More broadly, the report traces the spill to management errors by all the companies involved in the Deepwater Horizon disaster. “The sad fact is that this was an entirely preventable disaster,” said Bartlit, the chief counsel for the National Commission on the BP Deepwater Horizon Oil Spill and Offshore Drilling, in a statement.
The report finds: “BP did not fully appreciate all of the risks that Macondo presented. It did not adequately supervise the work of its contractors, who in turn did not deliver to BP all of the benefits of their expertise. BP personnel on the rig were not properly trained and supported, and all three companies failed to communicate key information to people who could have made a difference.”
Other findings, according to a commission summary, note that “A BP engineering reorganization in early 2010 resulted in delays and distractions for the team drilling the Macondo well,” and that Deepwater Horizon rig owner Transocean did not adequately train its employees in emergency procedures and so-called kick detection.
The report also criticizes BP on its interpretation of tests of the well.
It states: “BP missed a key opportunity to recognize the cement failure during the negative pressure test that its well site leaders and Transocean personnel conducted on April 20. The test clearly showed that hydrocarbons were leaking into the well, but BP‘s well site leaders misinterpreted the result.
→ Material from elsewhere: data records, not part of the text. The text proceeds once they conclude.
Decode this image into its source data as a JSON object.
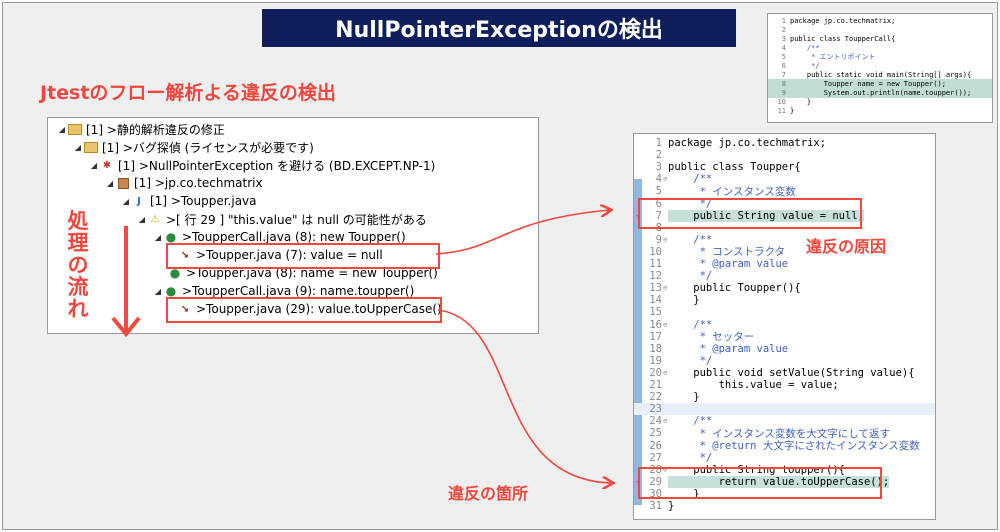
{
  "title": "NullPointerExceptionの検出",
  "heading": "Jtestのフロー解析よる違反の検出",
  "flow_label": [
    "処",
    "理",
    "の",
    "流",
    "れ"
  ],
  "callouts": {
    "cause": "違反の原因",
    "location": "違反の箇所"
  },
  "tree": [
    {
      "icon": "folder-icon",
      "text": "[1] >静的解析違反の修正"
    },
    {
      "icon": "folder-icon",
      "text": "[1] >バグ探偵 (ライセンスが必要です)"
    },
    {
      "icon": "bug-icon",
      "text": "[1] >NullPointerException を避ける (BD.EXCEPT.NP-1)"
    },
    {
      "icon": "package-icon",
      "text": "[1] >jp.co.techmatrix"
    },
    {
      "icon": "java-file-icon",
      "text": "[1] >Toupper.java"
    },
    {
      "icon": "warning-icon",
      "text": ">[ 行 29 ] \"this.value\" は null の可能性がある"
    },
    {
      "icon": "flow-point-icon",
      "text": ">ToupperCall.java (8): new Toupper()"
    },
    {
      "icon": "violation-cause-icon",
      "text": ">Toupper.java (7): value = null"
    },
    {
      "icon": "flow-point-icon",
      "text": ">Toupper.java (8): name = new Toupper()"
    },
    {
      "icon": "flow-point-icon",
      "text": ">ToupperCall.java (9): name.toupper()"
    },
    {
      "icon": "violation-point-icon",
      "text": ">Toupper.java (29): value.toUpperCase()"
    }
  ],
  "small_code": [
    {
      "num": "1",
      "text": "package jp.co.techmatrix;"
    },
    {
      "num": "2",
      "text": ""
    },
    {
      "num": "3",
      "text": "public class ToupperCall{"
    },
    {
      "num": "4",
      "text": "    /**"
    },
    {
      "num": "5",
      "text": "     * エントリポイント"
    },
    {
      "num": "6",
      "text": "     */"
    },
    {
      "num": "7",
      "text": "    public static void main(String[] args){"
    },
    {
      "num": "8",
      "text": "        Toupper name = new Toupper();"
    },
    {
      "num": "9",
      "text": "        System.out.println(name.toupper());"
    },
    {
      "num": "10",
      "text": "    }"
    },
    {
      "num": "11",
      "text": "}"
    }
  ],
  "code": [
    {
      "num": "1",
      "text": "package jp.co.techmatrix;"
    },
    {
      "num": "2",
      "text": ""
    },
    {
      "num": "3",
      "text": "public class Toupper{"
    },
    {
      "num": "4",
      "text": "    /**"
    },
    {
      "num": "5",
      "text": "     * インスタンス変数"
    },
    {
      "num": "6",
      "text": "     */"
    },
    {
      "num": "7",
      "text": "    public String value = null;"
    },
    {
      "num": "8",
      "text": ""
    },
    {
      "num": "9",
      "text": "    /**"
    },
    {
      "num": "10",
      "text": "     * コンストラクタ"
    },
    {
      "num": "11",
      "text": "     * @param value"
    },
    {
      "num": "12",
      "text": "     */"
    },
    {
      "num": "13",
      "text": "    public Toupper(){"
    },
    {
      "num": "14",
      "text": "    }"
    },
    {
      "num": "15",
      "text": ""
    },
    {
      "num": "16",
      "text": "    /**"
    },
    {
      "num": "17",
      "text": "     * セッター"
    },
    {
      "num": "18",
      "text": "     * @param value"
    },
    {
      "num": "19",
      "text": "     */"
    },
    {
      "num": "20",
      "text": "    public void setValue(String value){"
    },
    {
      "num": "21",
      "text": "        this.value = value;"
    },
    {
      "num": "22",
      "text": "    }"
    },
    {
      "num": "23",
      "text": ""
    },
    {
      "num": "24",
      "text": "    /**"
    },
    {
      "num": "25",
      "text": "     * インスタンス変数を大文字にして返す"
    },
    {
      "num": "26",
      "text": "     * @return 大文字にされたインスタンス変数"
    },
    {
      "num": "27",
      "text": "     */"
    },
    {
      "num": "28",
      "text": "    public String toupper(){"
    },
    {
      "num": "29",
      "text": "        return value.toUpperCase();"
    },
    {
      "num": "30",
      "text": "    }"
    },
    {
      "num": "31",
      "text": "}"
    }
  ],
  "colors": {
    "banner": "#0f1f5c",
    "accent_red": "#f0483e",
    "highlight": "#c8e0db",
    "gutter": "#8fb7e0"
  }
}
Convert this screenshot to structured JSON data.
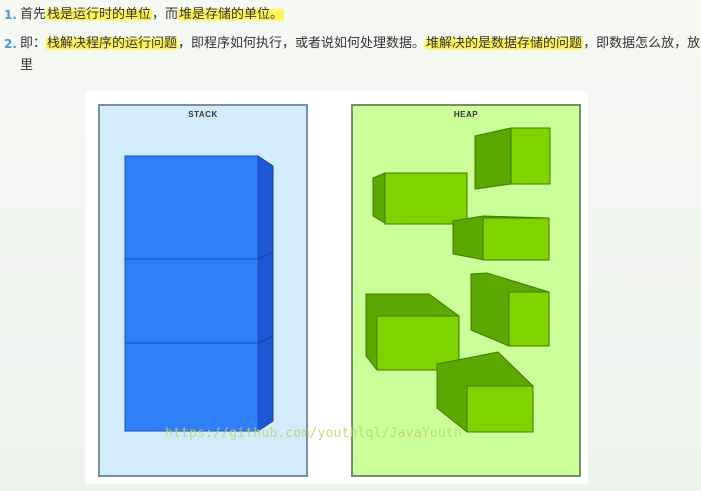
{
  "items": [
    {
      "number": "1.",
      "parts": [
        {
          "text": "首先",
          "highlight": false
        },
        {
          "text": "栈是运行时的单位",
          "highlight": true
        },
        {
          "text": "，而",
          "highlight": false
        },
        {
          "text": "堆是存储的单位。",
          "highlight": true
        }
      ]
    },
    {
      "number": "2.",
      "line1": [
        {
          "text": "即：",
          "highlight": false
        },
        {
          "text": "栈解决程序的运行问题",
          "highlight": true
        },
        {
          "text": "，即程序如何执行，或者说如何处理数据。",
          "highlight": false
        },
        {
          "text": "堆解决的是数据存储的问题",
          "highlight": true
        },
        {
          "text": "，即数据怎么放，放哪",
          "highlight": false
        }
      ],
      "line2": "里"
    }
  ],
  "figure": {
    "stack_title": "STACK",
    "heap_title": "HEAP",
    "watermark": "https://github.com/youthlql/JavaYouth",
    "colors": {
      "stack_bg": "#d3ecfb",
      "heap_bg": "#ccff99",
      "stack_block": "#2f7ff7",
      "heap_block": "#7fd400",
      "highlight": "#fff34a",
      "list_number": "#4a9ad8"
    }
  }
}
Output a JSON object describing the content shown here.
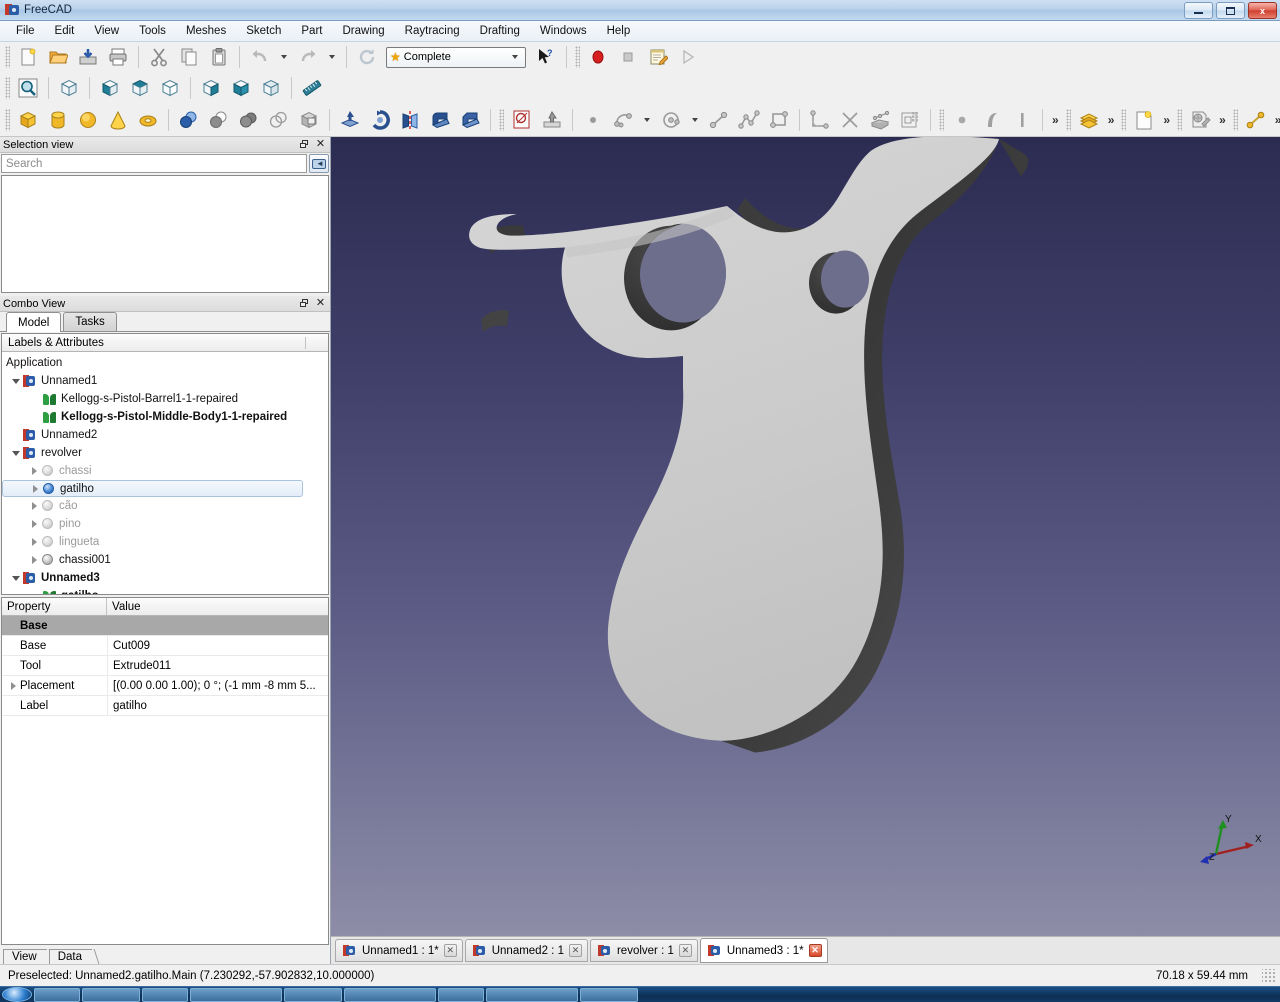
{
  "window": {
    "title": "FreeCAD",
    "minimize_label": "Minimize",
    "maximize_label": "Maximize",
    "close_label": "x"
  },
  "menubar": [
    {
      "label": "File"
    },
    {
      "label": "Edit"
    },
    {
      "label": "View"
    },
    {
      "label": "Tools"
    },
    {
      "label": "Meshes"
    },
    {
      "label": "Sketch"
    },
    {
      "label": "Part"
    },
    {
      "label": "Drawing"
    },
    {
      "label": "Raytracing"
    },
    {
      "label": "Drafting"
    },
    {
      "label": "Windows"
    },
    {
      "label": "Help"
    }
  ],
  "toolbars": {
    "file": [
      {
        "name": "new-document-button",
        "icon": "new-file-icon"
      },
      {
        "name": "open-document-button",
        "icon": "open-folder-icon"
      },
      {
        "name": "save-document-button",
        "icon": "save-icon"
      },
      {
        "name": "print-button",
        "icon": "printer-icon"
      },
      {
        "name": "cut-button",
        "icon": "scissors-icon"
      },
      {
        "name": "copy-button",
        "icon": "copy-icon"
      },
      {
        "name": "paste-button",
        "icon": "clipboard-icon"
      },
      {
        "name": "undo-button",
        "icon": "undo-arrow-icon"
      },
      {
        "name": "redo-button",
        "icon": "redo-arrow-icon"
      },
      {
        "name": "refresh-button",
        "icon": "refresh-icon"
      }
    ],
    "workbench": {
      "label": "Complete",
      "star_icon": "star-icon",
      "dropdown_icon": "chevron-down-icon"
    },
    "whats_this": {
      "name": "whats-this-button",
      "icon": "cursor-question-icon"
    },
    "macro": [
      {
        "name": "macro-record-button",
        "icon": "record-circle-icon"
      },
      {
        "name": "macro-stop-button",
        "icon": "stop-square-icon"
      },
      {
        "name": "macro-edit-button",
        "icon": "macro-edit-icon"
      },
      {
        "name": "macro-execute-button",
        "icon": "play-triangle-icon"
      }
    ],
    "view": [
      {
        "name": "fit-all-button",
        "icon": "magnifier-fit-icon"
      },
      {
        "name": "axonometric-view-button",
        "icon": "cube-axonometric-icon"
      },
      {
        "name": "front-view-button",
        "icon": "cube-front-icon"
      },
      {
        "name": "top-view-button",
        "icon": "cube-top-icon"
      },
      {
        "name": "right-view-button",
        "icon": "cube-right-icon"
      },
      {
        "name": "rear-view-button",
        "icon": "cube-rear-icon"
      },
      {
        "name": "bottom-view-button",
        "icon": "cube-bottom-icon"
      },
      {
        "name": "left-view-button",
        "icon": "cube-left-icon"
      },
      {
        "name": "measure-button",
        "icon": "ruler-icon"
      }
    ],
    "part": [
      {
        "name": "part-box-button",
        "icon": "yellow-box-icon"
      },
      {
        "name": "part-cylinder-button",
        "icon": "yellow-cylinder-icon"
      },
      {
        "name": "part-sphere-button",
        "icon": "yellow-sphere-icon"
      },
      {
        "name": "part-cone-button",
        "icon": "yellow-cone-icon"
      },
      {
        "name": "part-torus-button",
        "icon": "yellow-torus-icon"
      },
      {
        "name": "boolean-button",
        "icon": "two-spheres-blue-icon"
      },
      {
        "name": "union-button",
        "icon": "union-icon"
      },
      {
        "name": "common-button",
        "icon": "common-icon"
      },
      {
        "name": "cut-shape-button",
        "icon": "cut-shape-icon"
      },
      {
        "name": "section-button",
        "icon": "section-box-icon"
      },
      {
        "name": "extrude-button",
        "icon": "extrude-icon"
      },
      {
        "name": "revolve-button",
        "icon": "revolve-icon"
      },
      {
        "name": "mirror-button",
        "icon": "mirror-icon"
      },
      {
        "name": "fillet-button",
        "icon": "fillet-icon"
      },
      {
        "name": "chamfer-button",
        "icon": "chamfer-icon"
      }
    ],
    "sketch": [
      {
        "name": "new-sketch-button",
        "icon": "new-sketch-icon"
      },
      {
        "name": "leave-sketch-button",
        "icon": "leave-sketch-icon"
      },
      {
        "name": "sketch-point-button",
        "icon": "point-icon"
      },
      {
        "name": "sketch-arc-button",
        "icon": "arc-icon"
      },
      {
        "name": "sketch-circle-button",
        "icon": "circle-icon"
      },
      {
        "name": "sketch-line-button",
        "icon": "line-icon"
      },
      {
        "name": "sketch-polyline-button",
        "icon": "polyline-icon"
      },
      {
        "name": "sketch-rectangle-button",
        "icon": "rectangle-icon"
      },
      {
        "name": "constrain-button",
        "icon": "constraint-icon"
      },
      {
        "name": "trim-button",
        "icon": "trim-icon"
      },
      {
        "name": "map-sketch-button",
        "icon": "map-sketch-icon"
      },
      {
        "name": "sketch-array-button",
        "icon": "array-icon"
      }
    ],
    "draft": [
      {
        "name": "draft-point-button",
        "icon": "draft-point-icon"
      },
      {
        "name": "draft-bspline-button",
        "icon": "draft-bspline-icon"
      },
      {
        "name": "draft-line-button",
        "icon": "draft-line-icon"
      }
    ],
    "overflow": [
      {
        "name": "toolbar-overflow-1",
        "icon": "double-chevron-icon"
      },
      {
        "name": "mesh-workbench-button",
        "icon": "yellow-book-icon"
      },
      {
        "name": "toolbar-overflow-2",
        "icon": "double-chevron-icon"
      },
      {
        "name": "drawing-page-button",
        "icon": "page-icon"
      },
      {
        "name": "toolbar-overflow-3",
        "icon": "double-chevron-icon"
      },
      {
        "name": "raytracing-button",
        "icon": "raytracing-icon"
      },
      {
        "name": "toolbar-overflow-4",
        "icon": "double-chevron-icon"
      },
      {
        "name": "drafting-line-button",
        "icon": "draft-wire-icon"
      },
      {
        "name": "toolbar-overflow-5",
        "icon": "double-chevron-icon"
      }
    ]
  },
  "selection_view": {
    "title": "Selection view",
    "search_placeholder": "Search",
    "clear_icon": "backspace-clear-icon",
    "float_icon": "float-window-icon",
    "close_icon": "close-icon",
    "items": []
  },
  "combo_view": {
    "title": "Combo View",
    "float_icon": "float-window-icon",
    "close_icon": "close-icon",
    "tabs": [
      {
        "label": "Model",
        "active": true
      },
      {
        "label": "Tasks",
        "active": false
      }
    ],
    "tree_header": "Labels & Attributes",
    "tree": [
      {
        "label": "Application",
        "depth": 0,
        "icon": "none",
        "expander": "none",
        "style": "normal"
      },
      {
        "label": "Unnamed1",
        "depth": 1,
        "icon": "document",
        "expander": "open",
        "style": "normal"
      },
      {
        "label": "Kellogg-s-Pistol-Barrel1-1-repaired",
        "depth": 2,
        "icon": "mesh",
        "expander": "none",
        "style": "normal"
      },
      {
        "label": "Kellogg-s-Pistol-Middle-Body1-1-repaired",
        "depth": 2,
        "icon": "mesh",
        "expander": "none",
        "style": "bold"
      },
      {
        "label": "Unnamed2",
        "depth": 1,
        "icon": "document",
        "expander": "none",
        "style": "normal"
      },
      {
        "label": "revolver",
        "depth": 1,
        "icon": "document",
        "expander": "open",
        "style": "normal"
      },
      {
        "label": "chassi",
        "depth": 2,
        "icon": "solid-dim",
        "expander": "closed",
        "style": "dim"
      },
      {
        "label": "gatilho",
        "depth": 2,
        "icon": "solid-blue",
        "expander": "closed",
        "style": "normal",
        "selected": true
      },
      {
        "label": "cão",
        "depth": 2,
        "icon": "solid-dim",
        "expander": "closed",
        "style": "dim"
      },
      {
        "label": "pino",
        "depth": 2,
        "icon": "solid-dim",
        "expander": "closed",
        "style": "dim"
      },
      {
        "label": "lingueta",
        "depth": 2,
        "icon": "solid-dim",
        "expander": "closed",
        "style": "dim"
      },
      {
        "label": "chassi001",
        "depth": 2,
        "icon": "solid",
        "expander": "closed",
        "style": "normal"
      },
      {
        "label": "Unnamed3",
        "depth": 1,
        "icon": "document",
        "expander": "open",
        "style": "bold"
      },
      {
        "label": "gatilho",
        "depth": 2,
        "icon": "mesh",
        "expander": "none",
        "style": "bold"
      }
    ]
  },
  "property_editor": {
    "headers": {
      "property": "Property",
      "value": "Value"
    },
    "rows": [
      {
        "name": "Base",
        "value": "",
        "group": true
      },
      {
        "name": "Base",
        "value": "Cut009",
        "group": false
      },
      {
        "name": "Tool",
        "value": "Extrude011",
        "group": false
      },
      {
        "name": "Placement",
        "value": "[(0.00 0.00 1.00); 0 °; (-1 mm  -8 mm  5...",
        "group": false,
        "expandable": true
      },
      {
        "name": "Label",
        "value": "gatilho",
        "group": false
      }
    ],
    "bottom_tabs": [
      {
        "label": "View",
        "active": false
      },
      {
        "label": "Data",
        "active": true
      }
    ]
  },
  "document_tabs": [
    {
      "label": "Unnamed1 : 1*",
      "active": false,
      "icon": "freecad-doc-icon",
      "close_icon": "close-icon"
    },
    {
      "label": "Unnamed2 : 1",
      "active": false,
      "icon": "freecad-doc-icon",
      "close_icon": "close-icon"
    },
    {
      "label": "revolver : 1",
      "active": false,
      "icon": "freecad-doc-icon",
      "close_icon": "close-icon"
    },
    {
      "label": "Unnamed3 : 1*",
      "active": true,
      "icon": "freecad-doc-icon",
      "close_icon": "close-icon"
    }
  ],
  "view3d": {
    "axis": {
      "x_label": "X",
      "y_label": "Y",
      "z_label": "Z",
      "x_color": "#a02020",
      "y_color": "#1f9020",
      "z_color": "#2030b0"
    },
    "model_name": "gatilho",
    "face_color": "#cfcfcf",
    "edge_color": "#3a3a3a",
    "background_top": "#2c2c52",
    "background_bottom": "#8d8da8"
  },
  "statusbar": {
    "message": "Preselected: Unnamed2.gatilho.Main (7.230292,-57.902832,10.000000)",
    "dimensions": "70.18 x 59.44 mm"
  },
  "taskbar": {
    "start_icon": "windows-start-orb"
  }
}
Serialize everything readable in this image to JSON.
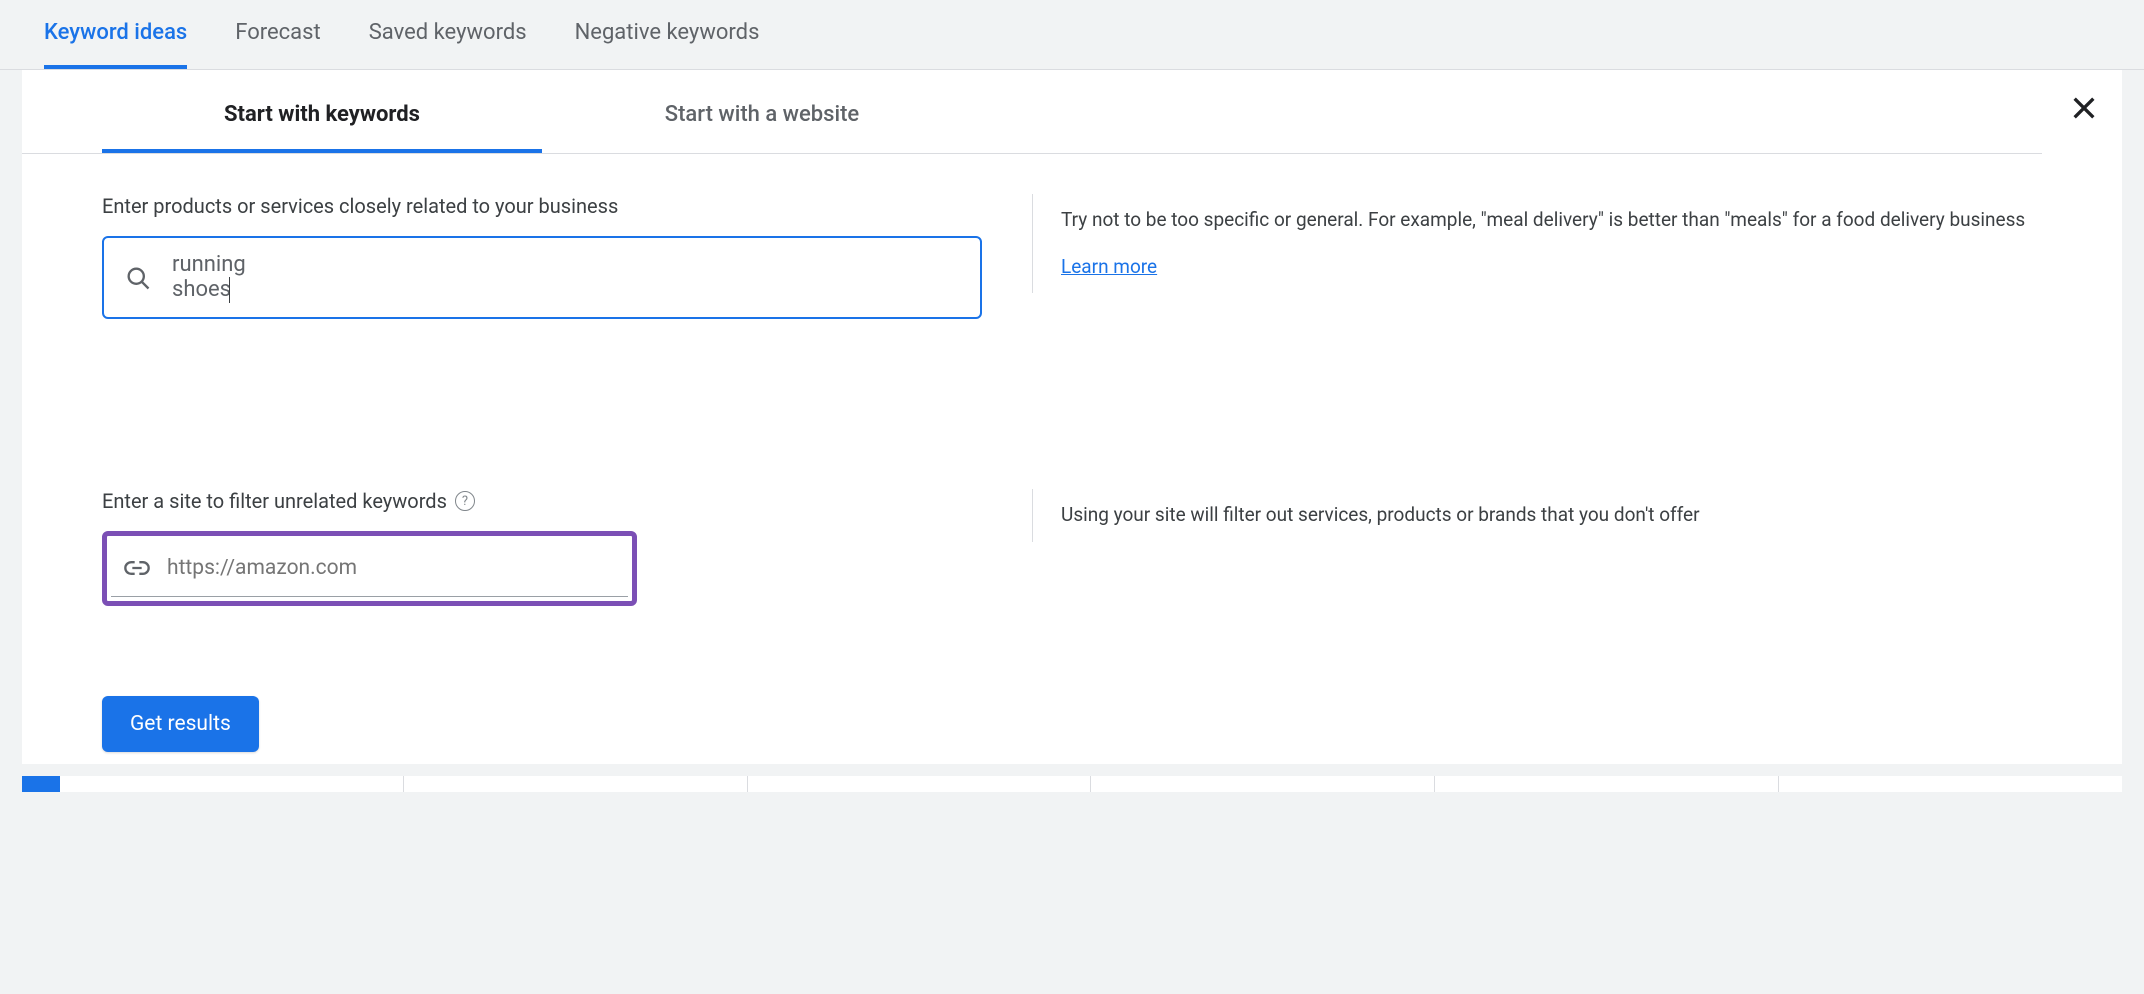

It appears they did so in part because they accepted a facially implausible theory suggested by certain experienced members of the Transocean rig crew.”
The spill commission issued a sweeping report last month that called for a suite of industry and federal reforms — some that require congressional action and some that don’t. Oil-spill response legislation stalled in Congress last year amid disputes over industry liability limits and other issues, and its prospects are uncertain in the current Congress.
—This post was updated at 2:43 p.m.